[Web page and app entries]
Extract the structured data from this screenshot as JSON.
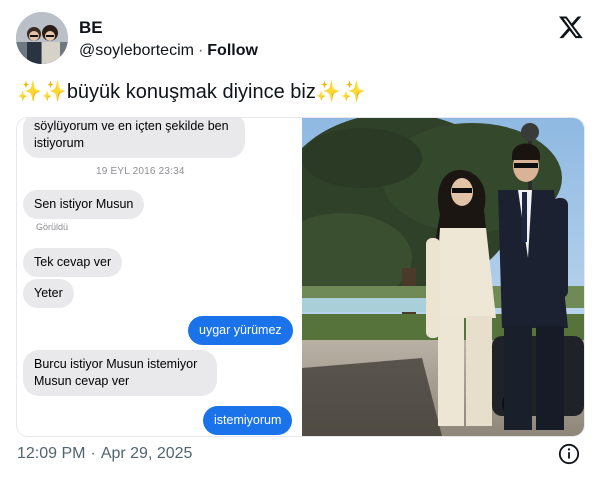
{
  "author": {
    "name": "BE",
    "handle": "@soylebortecim",
    "separator": "·",
    "follow_label": "Follow"
  },
  "tweet": {
    "sparkles_left": "✨✨",
    "text": "büyük konuşmak diyince biz",
    "sparkles_right": "✨✨"
  },
  "chat": {
    "messages": [
      {
        "side": "in",
        "text_line1": "söylüyorum ve en içten şekilde ben",
        "text_line2": "istiyorum"
      },
      {
        "type": "timestamp",
        "text": "19 EYL 2016 23:34"
      },
      {
        "side": "in",
        "text": "Sen istiyor Musun"
      },
      {
        "type": "seen",
        "text": "Görüldü"
      },
      {
        "side": "in",
        "text": "Tek cevap ver"
      },
      {
        "side": "in",
        "text": "Yeter"
      },
      {
        "side": "out",
        "text": "uygar yürümez"
      },
      {
        "side": "in",
        "text_line1": "Burcu istiyor Musun istemiyor",
        "text_line2": "Musun cevap ver"
      },
      {
        "side": "out",
        "text": "istemiyorum"
      }
    ]
  },
  "footer": {
    "time": "12:09 PM",
    "separator": "·",
    "date": "Apr 29, 2025"
  },
  "icons": {
    "brand": "x-logo-icon",
    "info": "info-icon"
  },
  "colors": {
    "text": "#0f1419",
    "secondary": "#536471",
    "bubble_in": "#e9e9eb",
    "bubble_out": "#1a73ea"
  }
}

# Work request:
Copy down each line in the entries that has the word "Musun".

# Reply to the exercise:
        "text": "Sen istiyor Musun"
        "text_line1": "Burcu istiyor Musun istemiyor",
        "text_line2": "Musun cevap ver"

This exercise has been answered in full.